Within a Permaculture system, work is minimized, “wastes” become resources, productivity and yields increase, and the environment is restored.

Permaculture principles can be applied to any environment, at any scale - from dense urban settlements to individual homes, from farms to entire regions, even continents.

Permaculture seeks to design sustainable human settlements whilst preserving and extending natural systems. It seeks to develop and maintain a cultivated ecology in all climate zones and includes principles of design, understanding natural patterns in nature, climate factors, aquaculture, social, legal and economic aspects of human settlement.

Permaculture has been adopted by corporations, governments, the UN and there are literally thousands of projects and many times more students all over the world. In fact you can travel the world


2005 was warmest year since recording began in the 1860’s.

Humans are responsible. Science has eliminated 99% of all other possibilities. Greenhouse gases and aerosols have changed climate.

The polar ice sheets reflect sunlight back into the atmosphere and into space but greenhouse gases bounce heat back to the planet which further warms the ice sheets to increase melting in a vicious feedback mechanism.

Fresh water, locked in the ice since before Christ was born, flows into the ocean affecting salinity, temperature, currents, fish movement - there is as much melt each day as flows down the Amazon River (each day) and the Amazon contains as much water as all the world’s great rivers combined.

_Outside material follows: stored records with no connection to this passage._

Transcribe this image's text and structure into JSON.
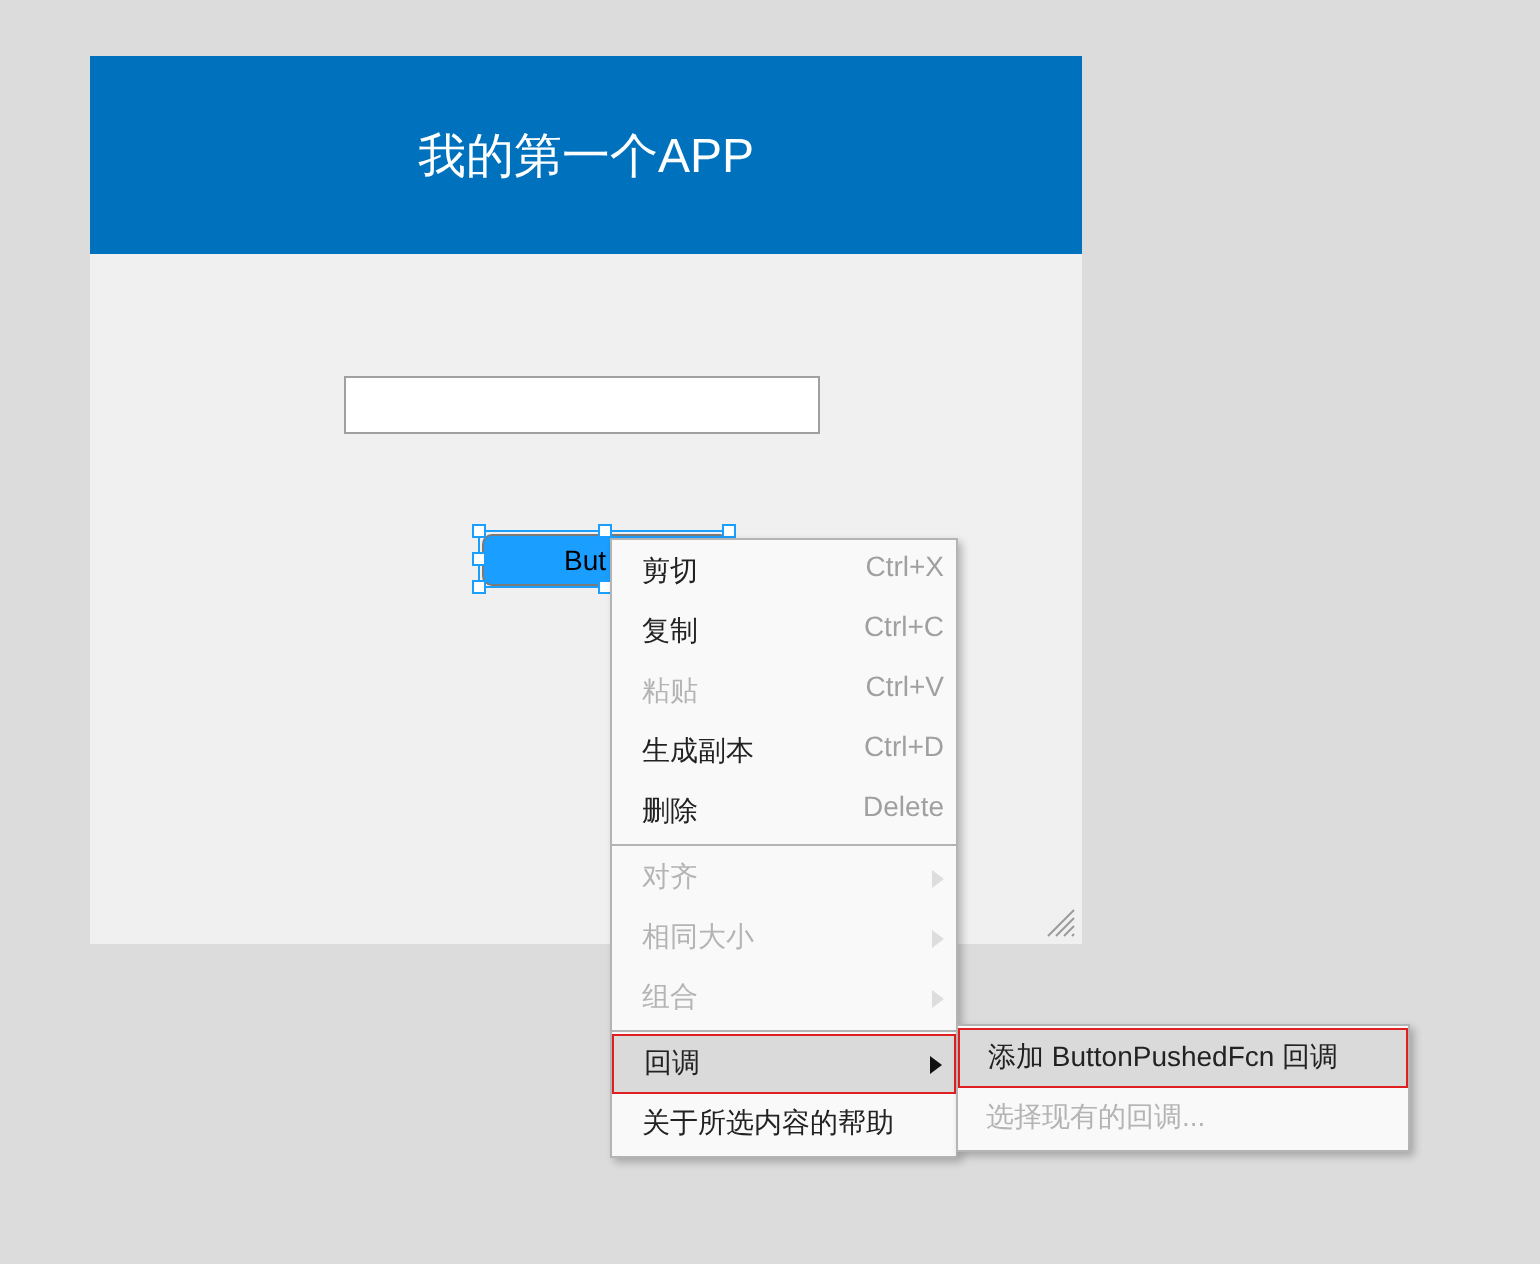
{
  "app_window": {
    "title": "我的第一个APP",
    "button": {
      "label": "But",
      "selected": true
    }
  },
  "context_menu": {
    "groups": [
      {
        "items": [
          {
            "label": "剪切",
            "shortcut": "Ctrl+X",
            "disabled": false,
            "has_submenu": false,
            "selected": false
          },
          {
            "label": "复制",
            "shortcut": "Ctrl+C",
            "disabled": false,
            "has_submenu": false,
            "selected": false
          },
          {
            "label": "粘贴",
            "shortcut": "Ctrl+V",
            "disabled": true,
            "has_submenu": false,
            "selected": false
          },
          {
            "label": "生成副本",
            "shortcut": "Ctrl+D",
            "disabled": false,
            "has_submenu": false,
            "selected": false
          },
          {
            "label": "删除",
            "shortcut": "Delete",
            "disabled": false,
            "has_submenu": false,
            "selected": false
          }
        ]
      },
      {
        "items": [
          {
            "label": "对齐",
            "disabled": true,
            "has_submenu": true,
            "selected": false
          },
          {
            "label": "相同大小",
            "disabled": true,
            "has_submenu": true,
            "selected": false
          },
          {
            "label": "组合",
            "disabled": true,
            "has_submenu": true,
            "selected": false
          }
        ]
      },
      {
        "items": [
          {
            "label": "回调",
            "disabled": false,
            "has_submenu": true,
            "selected": true
          },
          {
            "label": "关于所选内容的帮助",
            "disabled": false,
            "has_submenu": false,
            "selected": false
          }
        ]
      }
    ]
  },
  "submenu": {
    "items": [
      {
        "label": "添加 ButtonPushedFcn 回调",
        "disabled": false,
        "selected": true
      },
      {
        "label": "选择现有的回调...",
        "disabled": true,
        "selected": false
      }
    ]
  }
}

More than 70% of the world's population lives on coastal plains, and 11 of the world's 15 largest cities are on the coast or estuaries and sea level is rising. It is impossible to know when Wall Street will be drowned but it may be sooner than we think. It seems all the climate models turn out to be conservative. Things are happening more quickly than they thought.

Since 1994 we’ve known about deep ocean warming (2-4 miles) in all oceans.

Eighty-four percent of last centuries warming was in deep oceans. The deep ocean has warmed more than twenty times faster than atmospheric temperature rise over the same time. (Tim Barnett, Scripps Institution of Oceanography, La Jolla, CA.).

Slow sea level rise is one thing but increasing severe weather events and storm surge is another. Waves are bigger now, winds more ferocious and damage will be worse.

As the ocean warms they gives more moisture to the atmosphere already heated by solar energy reflected and refracted by stuff we put in the atmosphere. This warm moisture is fuel for hurricanes. And hurricanes are growing more powerful, more erratic and there are more of them in both hemispheres – Brazil got hit for the first time last year.

The insurance industry understands these trends. People will not want to settle in these vulnerable locations (once recognized as prime real estate) and insurance premiums already high will be out of sight! In the 1960’s-1990’s there was $4 billion in climate related damage. In 2004 the figure was $140 billon. In 2005 Katrina pushed the number to $240 billion. We have been subsidizing bad planning.

Paleontology, the study of fossils, shows that climate changes can happen very quickly and we don’t understand mechanisms of change.

But even if the climate was normal and their was no immediate oil and water crisis, another approach to agriculture would be necessary – another way of organizing cities and communities – the kind of work people like you have always done. This church is in the vanguard – this church understands the importance of stewardship of Earth.

Even as we speak today a small permaculture community is growing at the Methodist Camp and Retreat Center in High Falls, New York. There’ll be a gathering there

The Hudson Valley Permaculture Spring Gathering happens May 6-7) and people will descend from all over the Northeast to teach + learn + talk + party Permaculture. You can register by emailing Ethan Rowland - This email address is being protected from spambots. You need JavaScript enabled to view it. . It’s a potluck.

[1] Adam Aston, Business Week; Dr. Paul Epstein, Center for Health and the Global Environment; Dr. Gerard Schmidt, NASA Goddard Institute for Space Studies, Columbia University. (Gerard Schmidt works with Jim Hensen who blew the whistle recently on the [1]politicization of climate change “debate”), NPR, Lenny Lopate Show.